Good point. What frustrates me is how easy it would be to fix this. Just stick a microphone in front of the ref as he leaves the field!
You raise a great point but it adds an additional requirement of a referee being able to be a quick thinker and a good talker because a great decision could be poorly explained by a ref nervous in front of the camera. I like the underlying point of a lack of defence.
That’s true, but we hold coaches and players to that standard. Why shouldn’t referees have to explain themselves, too?
Actually, I’ve seen several interviews that Nicola Rizzoli has given where he explained his reasoning. It was always a few days after the match, and in a controlled environment (no microphones in his face or shouted questions), but he was frank and honest. Granted, Rizzoli is whip smart and super well spoken, but I always felt that it was a good precedent.
It would be nice to allow them to explain decisions, perhaps in a controlled environment after the game. This would give them a little time to gather themselves before having to answer questions in front of a journalists.
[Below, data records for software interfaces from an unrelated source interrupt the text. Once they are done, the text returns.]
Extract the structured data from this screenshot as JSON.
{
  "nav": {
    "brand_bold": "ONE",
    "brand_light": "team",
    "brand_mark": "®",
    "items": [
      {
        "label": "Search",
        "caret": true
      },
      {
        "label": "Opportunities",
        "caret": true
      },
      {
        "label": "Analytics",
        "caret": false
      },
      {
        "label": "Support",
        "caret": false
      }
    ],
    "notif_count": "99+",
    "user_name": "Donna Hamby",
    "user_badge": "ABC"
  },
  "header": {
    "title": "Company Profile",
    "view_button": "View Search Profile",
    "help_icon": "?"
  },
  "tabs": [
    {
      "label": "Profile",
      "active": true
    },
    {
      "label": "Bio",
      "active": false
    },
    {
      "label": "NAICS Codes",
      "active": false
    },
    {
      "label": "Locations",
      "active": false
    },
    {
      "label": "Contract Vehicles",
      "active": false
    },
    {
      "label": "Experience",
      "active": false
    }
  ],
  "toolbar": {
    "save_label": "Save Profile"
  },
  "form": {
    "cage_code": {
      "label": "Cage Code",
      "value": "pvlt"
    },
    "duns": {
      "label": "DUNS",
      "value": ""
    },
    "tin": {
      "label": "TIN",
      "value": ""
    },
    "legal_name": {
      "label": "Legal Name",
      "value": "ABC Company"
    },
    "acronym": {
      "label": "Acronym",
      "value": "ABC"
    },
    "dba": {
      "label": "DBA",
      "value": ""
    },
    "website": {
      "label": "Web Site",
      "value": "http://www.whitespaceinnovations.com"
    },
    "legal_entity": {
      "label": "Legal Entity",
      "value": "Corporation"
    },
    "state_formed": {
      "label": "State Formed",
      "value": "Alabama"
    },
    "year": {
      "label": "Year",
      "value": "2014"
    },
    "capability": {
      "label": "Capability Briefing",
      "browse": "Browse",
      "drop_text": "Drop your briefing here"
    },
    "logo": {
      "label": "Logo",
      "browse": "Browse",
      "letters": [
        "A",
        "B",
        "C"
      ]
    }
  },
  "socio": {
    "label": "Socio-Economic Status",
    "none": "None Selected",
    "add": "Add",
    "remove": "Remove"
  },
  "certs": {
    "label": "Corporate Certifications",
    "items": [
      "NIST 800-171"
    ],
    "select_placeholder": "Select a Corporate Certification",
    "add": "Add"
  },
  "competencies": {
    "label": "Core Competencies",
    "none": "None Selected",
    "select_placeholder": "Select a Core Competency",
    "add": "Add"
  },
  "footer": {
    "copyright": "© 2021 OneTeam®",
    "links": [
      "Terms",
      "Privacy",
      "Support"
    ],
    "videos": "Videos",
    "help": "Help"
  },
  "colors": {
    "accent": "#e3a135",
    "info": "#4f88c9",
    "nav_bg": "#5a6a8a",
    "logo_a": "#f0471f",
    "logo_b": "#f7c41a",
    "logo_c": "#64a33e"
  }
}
Would at least give them a platform to answer serious accusations and explain their decisions as a defence against managers that often use the refereeing decisions to divert attention from the team having a bad game.